FWCS Prepares for an Earthquake - February 06, 2012
Record Number: 8456
Displayed from: Feb 06, 2012 , until: Feb 18, 2012
Fort Wayne Community Schools will participate in the Great Central U.S. ShakeOut earthquake drill on Friday, Feb. 10. The purpose of the event is to make sure students and staff are prepared in the event of an earthquake. FWCS has included earthquake guidelines in its Emergency Preparedness Plans for many years; this is the second time each school and department in the district will participate in an earthquake drill. At 10 a.m. on Friday, schools throughout the district will be notified via emergency radio that there is an earthquake. Students and staff will practice the recommended earthquake safety actions: • Drop to the ground. • Take cover by getting under a sturdy desk or table. • Hold on until the shaking stops. While the general public may not consider Indiana a hot zone for earthquakes, Fort Wayne residents have felt tremors in recent years. Scientists estimate there is a high probability of a damaging earthquake occurring in the central United States within the next 50 years. The Great Central U.S. ShakeOut, which is officially set for Feb. 7, is designed to help individuals and communities in the region get ready for damaging earthquakes, practice how to protect themselves and learn how to prevent disasters from becoming catastrophes.

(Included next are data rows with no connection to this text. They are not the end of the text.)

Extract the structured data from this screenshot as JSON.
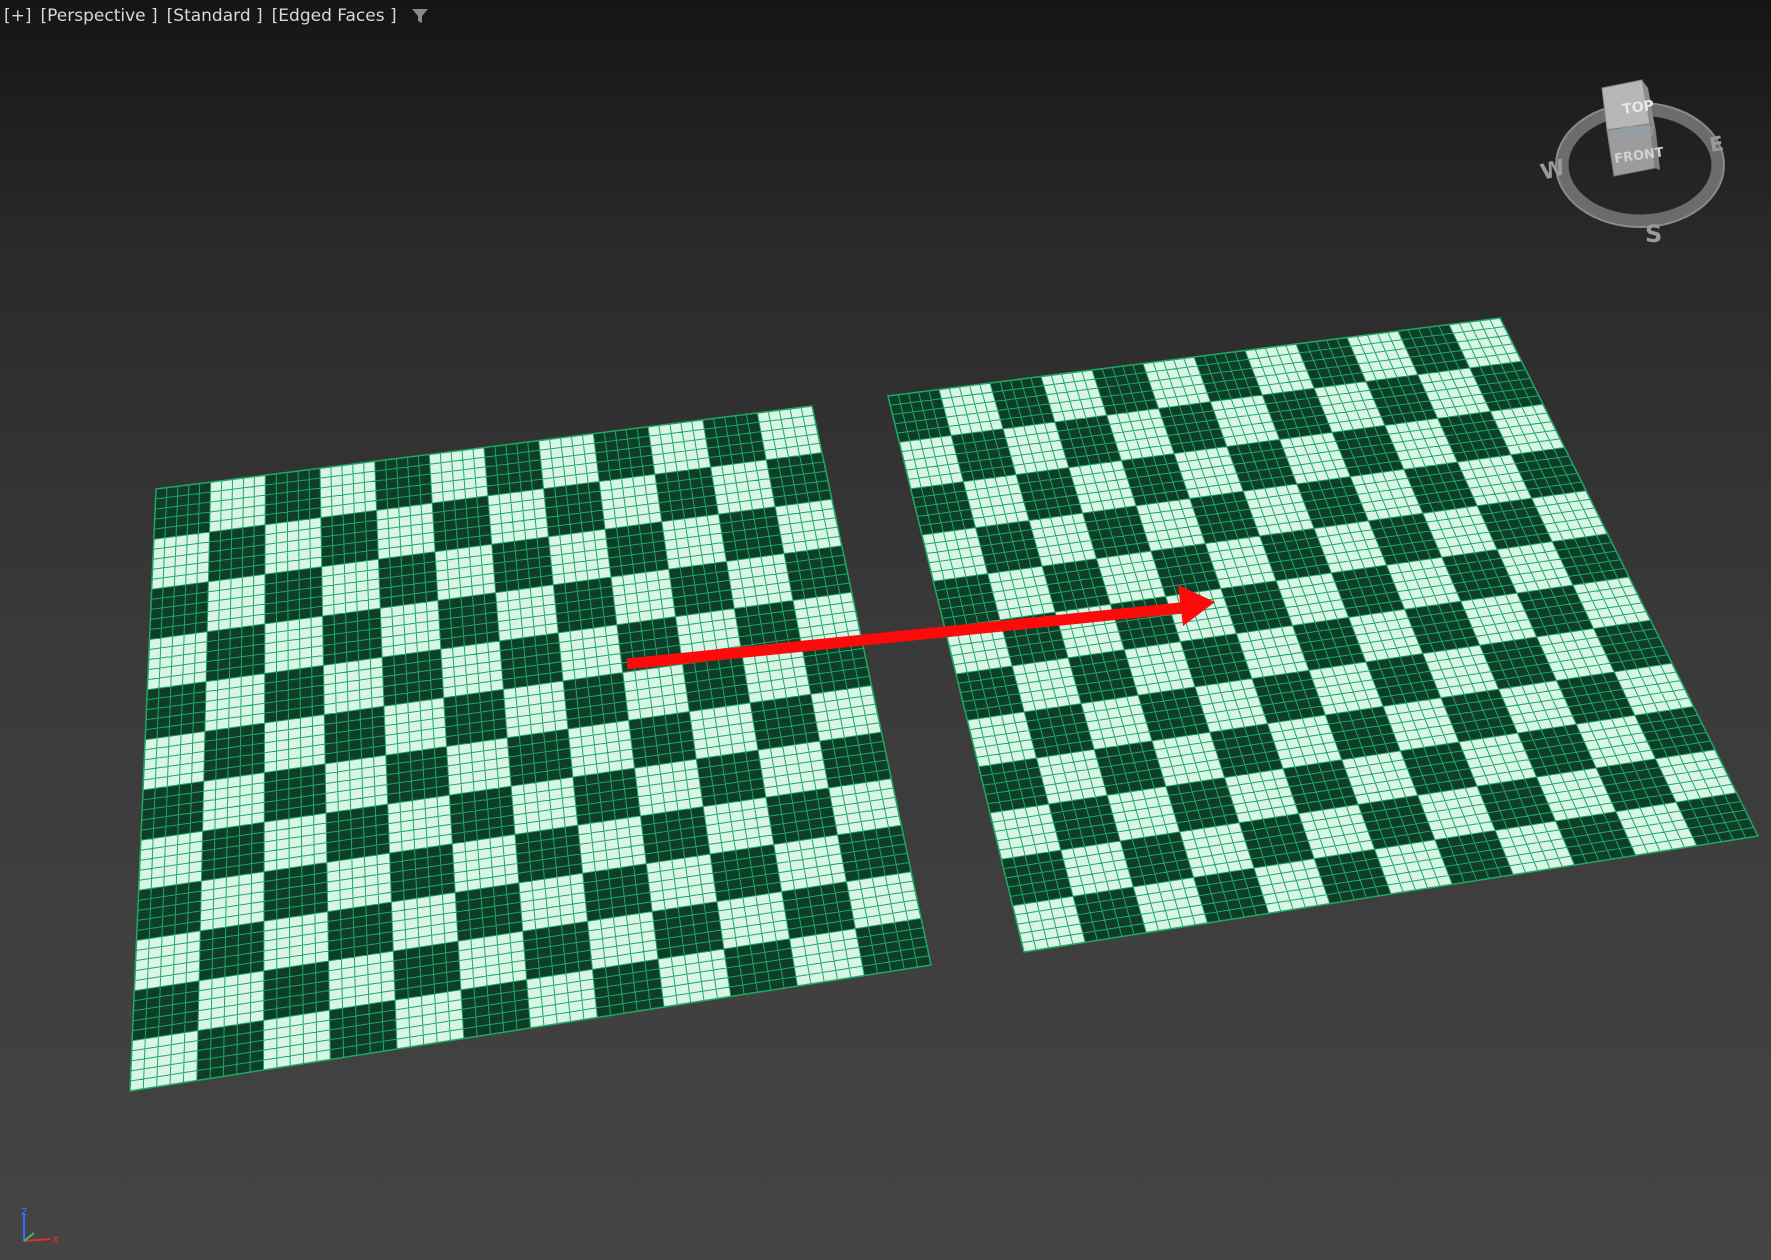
{
  "viewport": {
    "labels": {
      "plus": "[+]",
      "view": "[Perspective ]",
      "shading": "[Standard ]",
      "edges": "[Edged Faces ]"
    },
    "filter_icon": "funnel-filter-icon",
    "background_top": "#151515",
    "background_bottom": "#444444"
  },
  "viewcube": {
    "top_face": "TOP",
    "front_face": "FRONT",
    "compass": {
      "west": "W",
      "east": "E",
      "south": "S"
    }
  },
  "axis_tripod": {
    "z": "z",
    "x": "x",
    "z_color": "#3a6bff",
    "x_color": "#e03030"
  },
  "planes": [
    {
      "name": "left-checker-plane",
      "checker_squares": 12,
      "subdivisions_per_square": 5
    },
    {
      "name": "right-checker-plane",
      "checker_squares": 12,
      "subdivisions_per_square": 5
    }
  ],
  "colors": {
    "checker_light": "#d9f5e8",
    "checker_dark": "#0e3d2a",
    "wire": "#1fa862",
    "arrow": "#ff0a0a"
  }
}
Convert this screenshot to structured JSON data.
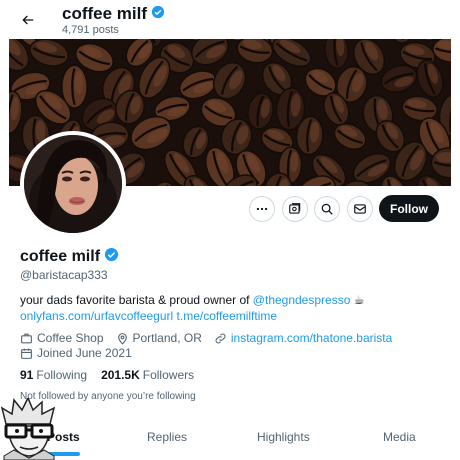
{
  "header": {
    "title": "coffee milf",
    "posts_count": "4,791 posts"
  },
  "profile": {
    "display_name": "coffee milf",
    "handle": "@baristacap333",
    "bio_prefix": "your dads favorite barista & proud owner of ",
    "bio_mention": "@thegndespresso",
    "bio_emoji": "☕",
    "bio_link1": "onlyfans.com/urfavcoffeegurl",
    "bio_link2": "t.me/coffeemilftime",
    "category": "Coffee Shop",
    "location": "Portland, OR",
    "website": "instagram.com/thatone.barista",
    "joined": "Joined June 2021",
    "following_count": "91",
    "following_label": "Following",
    "followers_count": "201.5K",
    "followers_label": "Followers",
    "not_followed_text": "Not followed by anyone you’re following"
  },
  "actions": {
    "follow_label": "Follow"
  },
  "tabs": [
    {
      "label": "Posts"
    },
    {
      "label": "Replies"
    },
    {
      "label": "Highlights"
    },
    {
      "label": "Media"
    }
  ],
  "colors": {
    "accent": "#1d9bf0",
    "text": "#0f1419",
    "secondary": "#536471"
  }
}
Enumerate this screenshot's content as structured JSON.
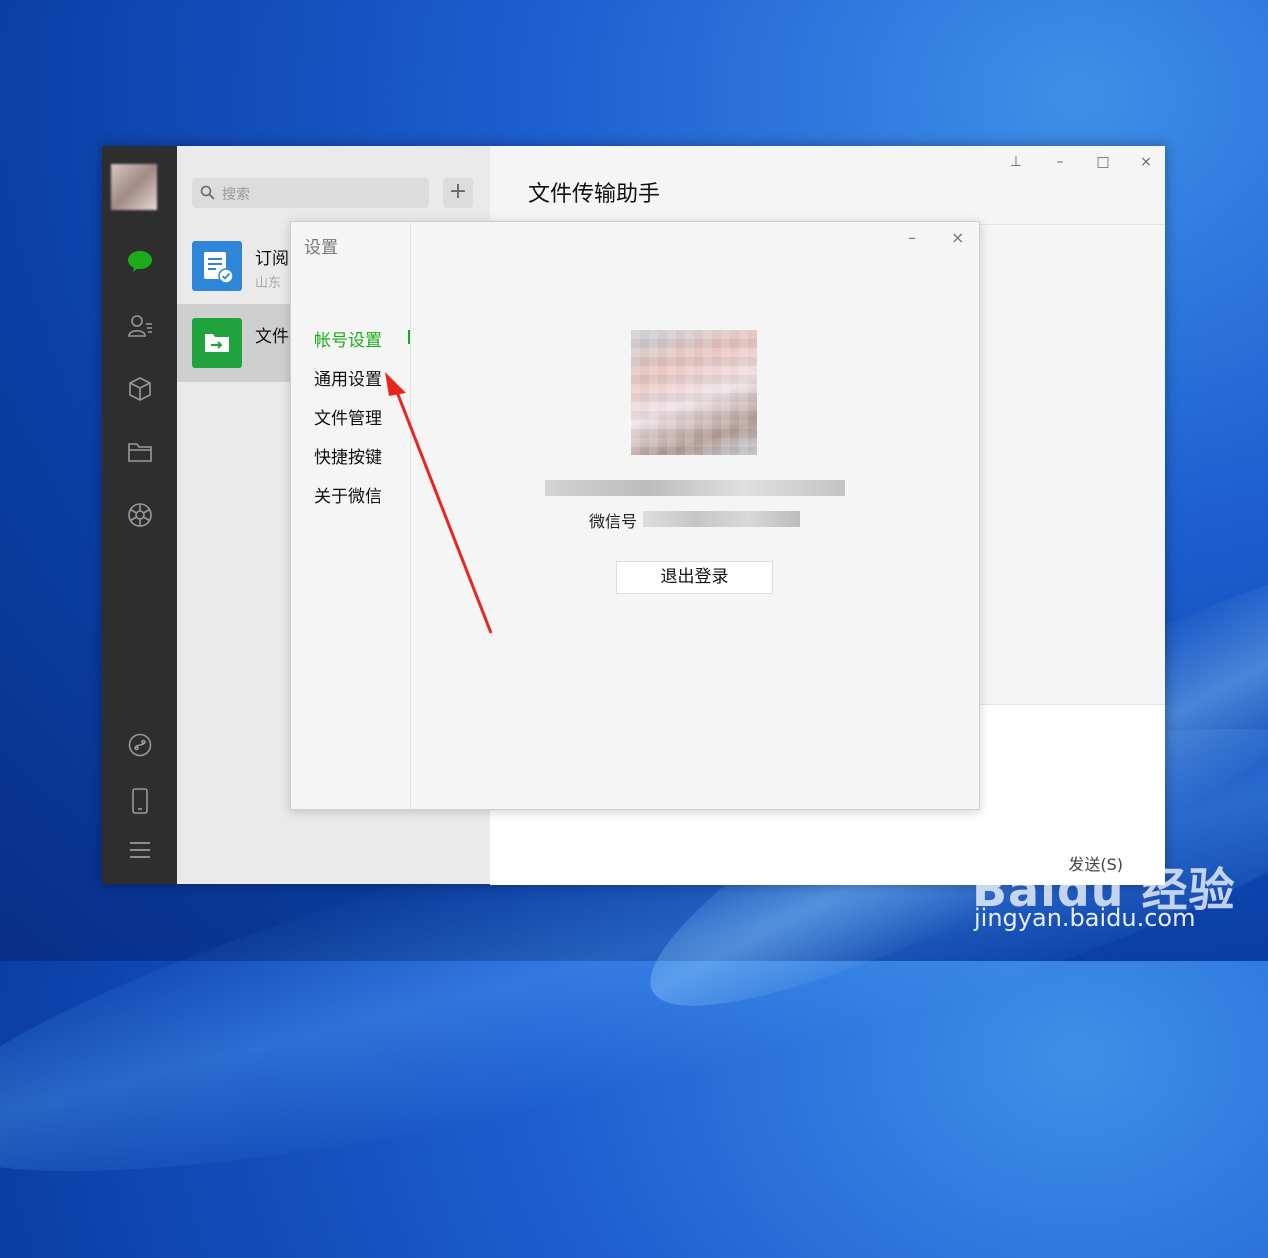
{
  "main_window": {
    "search": {
      "placeholder": "搜索"
    },
    "add_label": "+",
    "chats": [
      {
        "name": "订阅",
        "preview": "山东"
      },
      {
        "name": "文件"
      }
    ],
    "main_title": "文件传输助手",
    "send_label": "发送(S)",
    "controls": {
      "pin": "⊥",
      "minimize": "–",
      "maximize": "□",
      "close": "×"
    }
  },
  "settings_dialog": {
    "title": "设置",
    "minimize": "–",
    "close": "×",
    "nav": [
      {
        "label": "帐号设置",
        "active": true
      },
      {
        "label": "通用设置",
        "active": false
      },
      {
        "label": "文件管理",
        "active": false
      },
      {
        "label": "快捷按键",
        "active": false
      },
      {
        "label": "关于微信",
        "active": false
      }
    ],
    "wechat_id_label": "微信号",
    "logout_label": "退出登录"
  },
  "watermark": {
    "logo": "Baidu 经验",
    "url": "jingyan.baidu.com"
  },
  "colors": {
    "accent": "#1aad19",
    "sidebar": "#2e2e2e",
    "arrow": "#e8251f"
  }
}
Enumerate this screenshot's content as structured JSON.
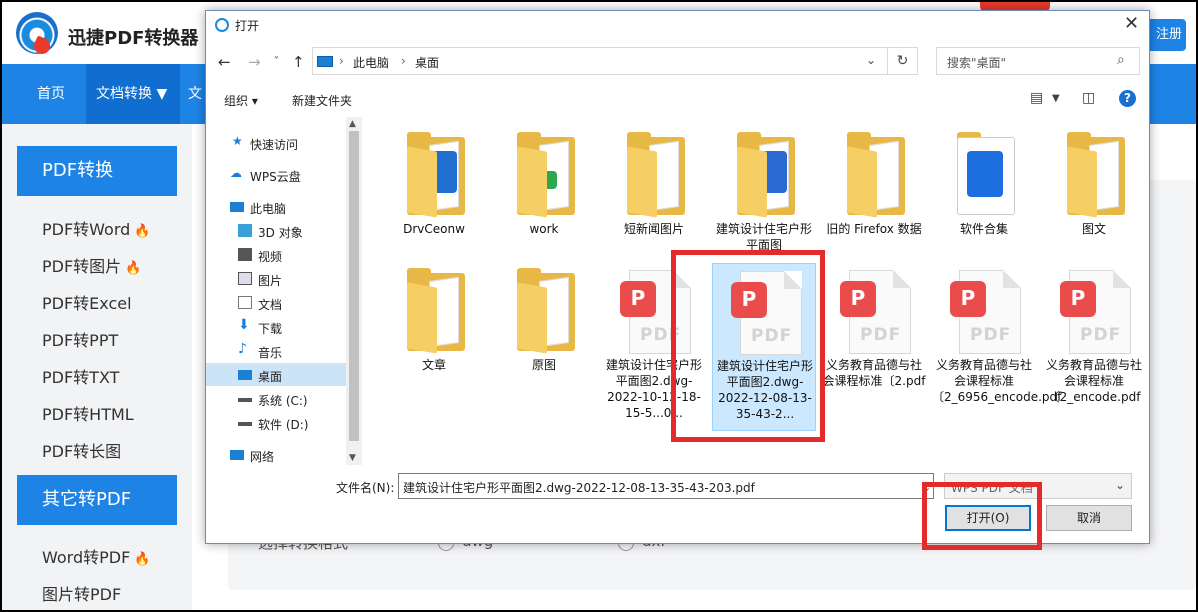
{
  "app": {
    "title": "迅捷PDF转换器",
    "register": "注册",
    "nav": [
      "首页",
      "文档转换 ▼",
      "文"
    ]
  },
  "sidebar": {
    "groups": [
      {
        "title": "PDF转换",
        "items": [
          "PDF转Word",
          "PDF转图片",
          "PDF转Excel",
          "PDF转PPT",
          "PDF转TXT",
          "PDF转HTML",
          "PDF转长图"
        ],
        "hot": [
          true,
          true,
          false,
          false,
          false,
          false,
          false
        ]
      },
      {
        "title": "其它转PDF",
        "items": [
          "Word转PDF",
          "图片转PDF"
        ],
        "hot": [
          true,
          false
        ]
      }
    ]
  },
  "background": {
    "format_label": "选择转换格式",
    "options": [
      "dwg",
      "dxf"
    ]
  },
  "dialog": {
    "title": "打开",
    "close": "✕",
    "path": [
      "此电脑",
      "桌面"
    ],
    "search_placeholder": "搜索\"桌面\"",
    "toolbar": {
      "organize": "组织 ▾",
      "new_folder": "新建文件夹"
    },
    "tree": [
      {
        "label": "快速访问",
        "icon": "star-icon"
      },
      {
        "label": "WPS云盘",
        "icon": "cloud-icon"
      },
      {
        "label": "此电脑",
        "icon": "computer-icon"
      },
      {
        "label": "3D 对象",
        "icon": "cube-icon"
      },
      {
        "label": "视频",
        "icon": "video-icon"
      },
      {
        "label": "图片",
        "icon": "picture-icon"
      },
      {
        "label": "文档",
        "icon": "document-icon"
      },
      {
        "label": "下载",
        "icon": "download-icon"
      },
      {
        "label": "音乐",
        "icon": "music-icon"
      },
      {
        "label": "桌面",
        "icon": "desktop-icon",
        "selected": true
      },
      {
        "label": "系统 (C:)",
        "icon": "drive-icon"
      },
      {
        "label": "软件 (D:)",
        "icon": "drive-icon"
      },
      {
        "label": "网络",
        "icon": "network-icon"
      }
    ],
    "files": [
      {
        "name": "DrvCeonw",
        "kind": "folder"
      },
      {
        "name": "work",
        "kind": "folder"
      },
      {
        "name": "短新闻图片",
        "kind": "folder"
      },
      {
        "name": "建筑设计住宅户形平面图",
        "kind": "folder"
      },
      {
        "name": "旧的 Firefox 数据",
        "kind": "folder"
      },
      {
        "name": "软件合集",
        "kind": "folder"
      },
      {
        "name": "图文",
        "kind": "folder"
      },
      {
        "name": "文章",
        "kind": "folder"
      },
      {
        "name": "原图",
        "kind": "folder"
      },
      {
        "name": "建筑设计住宅户形平面图2.dwg-2022-10-12-18-15-5...0...",
        "kind": "pdf"
      },
      {
        "name": "建筑设计住宅户形平面图2.dwg-2022-12-08-13-35-43-2...",
        "kind": "pdf",
        "selected": true
      },
      {
        "name": "义务教育品德与社会课程标准〔2.pdf",
        "kind": "pdf"
      },
      {
        "name": "义务教育品德与社会课程标准〔2_6956_encode.pdf",
        "kind": "pdf"
      },
      {
        "name": "义务教育品德与社会课程标准〔2_encode.pdf",
        "kind": "pdf"
      }
    ],
    "filename_label": "文件名(N):",
    "filename_value": "建筑设计住宅户形平面图2.dwg-2022-12-08-13-35-43-203.pdf",
    "file_type": "WPS PDF 文档",
    "open_button": "打开(O)",
    "cancel_button": "取消"
  },
  "colors": {
    "accent": "#1d84e6",
    "highlight": "#e42a2a",
    "folder": "#e8b846",
    "pdf_badge": "#ea4c4b"
  }
}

With nearly 30,000 students, Fort Wayne Community Schools is one of the largest school districts in Indiana. FWCS proudly allows families to choose any of its 50 schools through its successful school-choice program creating diversity in each school, including some with more than 75 languages spoken. FWCS offers seven magnet schools focusing on areas such as science and math, communication, fine arts or Montessori at the elementary and middle school level. In high school, students can choose from the prestigious International Baccalaureate program, Project Lead the Way or New Tech Academy as well as other rigorous academic and specialty training programs.